(Data records)
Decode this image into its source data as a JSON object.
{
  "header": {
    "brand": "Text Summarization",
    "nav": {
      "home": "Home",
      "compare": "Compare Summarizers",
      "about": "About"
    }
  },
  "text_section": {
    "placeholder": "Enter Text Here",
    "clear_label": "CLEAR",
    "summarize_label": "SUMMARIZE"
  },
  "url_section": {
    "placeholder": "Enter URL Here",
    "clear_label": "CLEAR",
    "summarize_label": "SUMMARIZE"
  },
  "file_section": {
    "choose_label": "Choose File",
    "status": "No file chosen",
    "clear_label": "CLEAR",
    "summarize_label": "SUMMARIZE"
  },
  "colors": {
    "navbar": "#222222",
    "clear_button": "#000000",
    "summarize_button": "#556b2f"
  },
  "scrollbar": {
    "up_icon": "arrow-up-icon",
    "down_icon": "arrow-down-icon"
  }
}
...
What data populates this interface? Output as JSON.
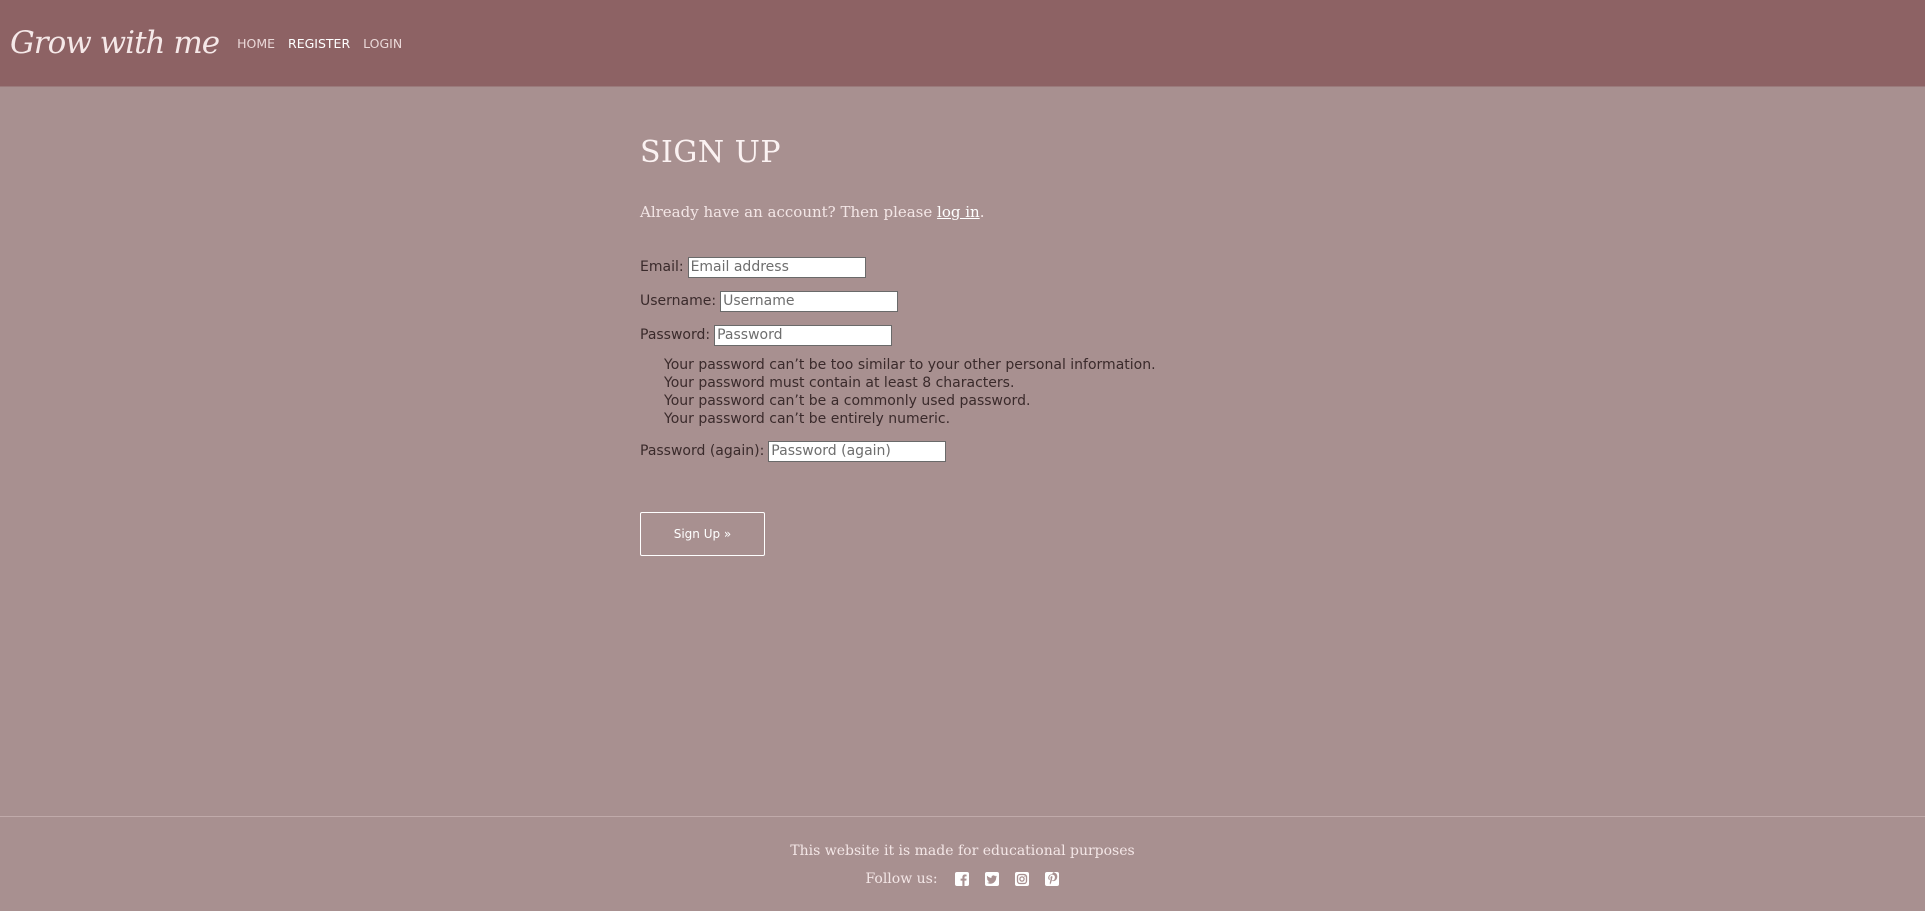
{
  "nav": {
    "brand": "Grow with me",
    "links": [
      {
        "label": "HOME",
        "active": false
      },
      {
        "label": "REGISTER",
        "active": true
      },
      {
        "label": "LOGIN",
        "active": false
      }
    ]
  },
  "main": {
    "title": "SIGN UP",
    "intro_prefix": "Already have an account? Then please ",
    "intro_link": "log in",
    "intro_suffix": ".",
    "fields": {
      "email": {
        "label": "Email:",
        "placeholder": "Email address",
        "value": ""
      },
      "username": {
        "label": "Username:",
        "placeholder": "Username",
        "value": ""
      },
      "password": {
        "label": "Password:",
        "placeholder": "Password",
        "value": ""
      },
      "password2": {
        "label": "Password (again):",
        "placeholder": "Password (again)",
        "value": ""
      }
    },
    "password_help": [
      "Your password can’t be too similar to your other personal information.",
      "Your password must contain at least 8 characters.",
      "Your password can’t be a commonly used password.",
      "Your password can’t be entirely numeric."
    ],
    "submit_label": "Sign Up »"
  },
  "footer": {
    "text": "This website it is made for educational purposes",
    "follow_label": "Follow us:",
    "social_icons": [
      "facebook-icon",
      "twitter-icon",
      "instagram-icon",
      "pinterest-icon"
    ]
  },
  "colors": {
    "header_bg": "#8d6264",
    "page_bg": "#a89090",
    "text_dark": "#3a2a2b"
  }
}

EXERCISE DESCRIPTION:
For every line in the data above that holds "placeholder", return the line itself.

ANSWER AREA:
    "placeholder": "Enter Text Here",
    "placeholder": "Enter URL Here",
        "placeholder": "Email address",
        "placeholder": "Username",
        "placeholder": "Password",
        "placeholder": "Password (again)",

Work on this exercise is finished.